## Items from a dataset

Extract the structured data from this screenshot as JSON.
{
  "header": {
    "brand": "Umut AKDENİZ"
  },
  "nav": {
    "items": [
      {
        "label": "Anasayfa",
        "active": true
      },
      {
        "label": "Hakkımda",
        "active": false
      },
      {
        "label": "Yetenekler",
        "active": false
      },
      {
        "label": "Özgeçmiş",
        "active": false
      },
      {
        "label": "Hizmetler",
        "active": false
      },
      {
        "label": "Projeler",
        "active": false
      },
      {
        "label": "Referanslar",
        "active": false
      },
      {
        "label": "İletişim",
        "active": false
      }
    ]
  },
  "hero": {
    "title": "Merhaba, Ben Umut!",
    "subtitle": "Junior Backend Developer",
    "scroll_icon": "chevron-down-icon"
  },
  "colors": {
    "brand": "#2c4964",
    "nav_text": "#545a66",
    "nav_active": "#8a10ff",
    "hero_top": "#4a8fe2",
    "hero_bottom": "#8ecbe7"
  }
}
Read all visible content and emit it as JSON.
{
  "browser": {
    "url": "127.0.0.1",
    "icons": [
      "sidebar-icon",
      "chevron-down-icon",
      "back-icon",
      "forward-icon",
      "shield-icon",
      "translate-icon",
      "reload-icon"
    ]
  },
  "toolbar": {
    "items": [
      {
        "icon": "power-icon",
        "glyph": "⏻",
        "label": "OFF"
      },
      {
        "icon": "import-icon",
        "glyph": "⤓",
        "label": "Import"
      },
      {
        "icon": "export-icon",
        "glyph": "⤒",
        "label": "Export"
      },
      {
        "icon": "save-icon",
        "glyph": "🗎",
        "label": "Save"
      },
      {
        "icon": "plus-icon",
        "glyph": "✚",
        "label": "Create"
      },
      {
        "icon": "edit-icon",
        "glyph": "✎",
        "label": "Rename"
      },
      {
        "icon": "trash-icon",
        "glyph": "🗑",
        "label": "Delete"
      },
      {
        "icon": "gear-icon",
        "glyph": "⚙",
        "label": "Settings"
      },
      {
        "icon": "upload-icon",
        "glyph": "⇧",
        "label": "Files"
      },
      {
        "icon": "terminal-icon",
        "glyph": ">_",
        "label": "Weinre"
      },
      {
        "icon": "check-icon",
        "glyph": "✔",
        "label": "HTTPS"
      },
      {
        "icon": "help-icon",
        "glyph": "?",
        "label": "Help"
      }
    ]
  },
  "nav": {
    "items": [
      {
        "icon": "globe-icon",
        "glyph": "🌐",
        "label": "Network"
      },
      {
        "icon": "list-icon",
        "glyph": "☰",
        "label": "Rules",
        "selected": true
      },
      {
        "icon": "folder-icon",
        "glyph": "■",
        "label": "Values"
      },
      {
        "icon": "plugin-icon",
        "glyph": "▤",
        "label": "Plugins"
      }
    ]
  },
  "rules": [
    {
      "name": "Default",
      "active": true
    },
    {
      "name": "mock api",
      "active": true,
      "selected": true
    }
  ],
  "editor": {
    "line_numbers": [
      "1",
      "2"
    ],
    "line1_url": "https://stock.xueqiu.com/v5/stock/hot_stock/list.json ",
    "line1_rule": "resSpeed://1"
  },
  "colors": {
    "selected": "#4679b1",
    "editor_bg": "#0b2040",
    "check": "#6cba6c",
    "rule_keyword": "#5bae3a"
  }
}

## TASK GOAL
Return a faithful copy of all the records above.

## RESPONSE TO THE EXERCISE
Extract the structured data from this screenshot as JSON.
{
  "header": {
    "brand": "Umut AKDENİZ"
  },
  "nav": {
    "items": [
      {
        "label": "Anasayfa",
        "active": true
      },
      {
        "label": "Hakkımda",
        "active": false
      },
      {
        "label": "Yetenekler",
        "active": false
      },
      {
        "label": "Özgeçmiş",
        "active": false
      },
      {
        "label": "Hizmetler",
        "active": false
      },
      {
        "label": "Projeler",
        "active": false
      },
      {
        "label": "Referanslar",
        "active": false
      },
      {
        "label": "İletişim",
        "active": false
      }
    ]
  },
  "hero": {
    "title": "Merhaba, Ben Umut!",
    "subtitle": "Junior Backend Developer",
    "scroll_icon": "chevron-down-icon"
  },
  "colors": {
    "brand": "#2c4964",
    "nav_text": "#545a66",
    "nav_active": "#8a10ff",
    "hero_top": "#4a8fe2",
    "hero_bottom": "#8ecbe7"
  }
}
Read all visible content and emit it as JSON.
{
  "browser": {
    "url": "127.0.0.1",
    "icons": [
      "sidebar-icon",
      "chevron-down-icon",
      "back-icon",
      "forward-icon",
      "shield-icon",
      "translate-icon",
      "reload-icon"
    ]
  },
  "toolbar": {
    "items": [
      {
        "icon": "power-icon",
        "glyph": "⏻",
        "label": "OFF"
      },
      {
        "icon": "import-icon",
        "glyph": "⤓",
        "label": "Import"
      },
      {
        "icon": "export-icon",
        "glyph": "⤒",
        "label": "Export"
      },
      {
        "icon": "save-icon",
        "glyph": "🗎",
        "label": "Save"
      },
      {
        "icon": "plus-icon",
        "glyph": "✚",
        "label": "Create"
      },
      {
        "icon": "edit-icon",
        "glyph": "✎",
        "label": "Rename"
      },
      {
        "icon": "trash-icon",
        "glyph": "🗑",
        "label": "Delete"
      },
      {
        "icon": "gear-icon",
        "glyph": "⚙",
        "label": "Settings"
      },
      {
        "icon": "upload-icon",
        "glyph": "⇧",
        "label": "Files"
      },
      {
        "icon": "terminal-icon",
        "glyph": ">_",
        "label": "Weinre"
      },
      {
        "icon": "check-icon",
        "glyph": "✔",
        "label": "HTTPS"
      },
      {
        "icon": "help-icon",
        "glyph": "?",
        "label": "Help"
      }
    ]
  },
  "nav": {
    "items": [
      {
        "icon": "globe-icon",
        "glyph": "🌐",
        "label": "Network"
      },
      {
        "icon": "list-icon",
        "glyph": "☰",
        "label": "Rules",
        "selected": true
      },
      {
        "icon": "folder-icon",
        "glyph": "■",
        "label": "Values"
      },
      {
        "icon": "plugin-icon",
        "glyph": "▤",
        "label": "Plugins"
      }
    ]
  },
  "rules": [
    {
      "name": "Default",
      "active": true
    },
    {
      "name": "mock api",
      "active": true,
      "selected": true
    }
  ],
  "editor": {
    "line_numbers": [
      "1",
      "2"
    ],
    "line1_url": "https://stock.xueqiu.com/v5/stock/hot_stock/list.json ",
    "line1_rule": "resSpeed://1"
  },
  "colors": {
    "selected": "#4679b1",
    "editor_bg": "#0b2040",
    "check": "#6cba6c",
    "rule_keyword": "#5bae3a"
  }
}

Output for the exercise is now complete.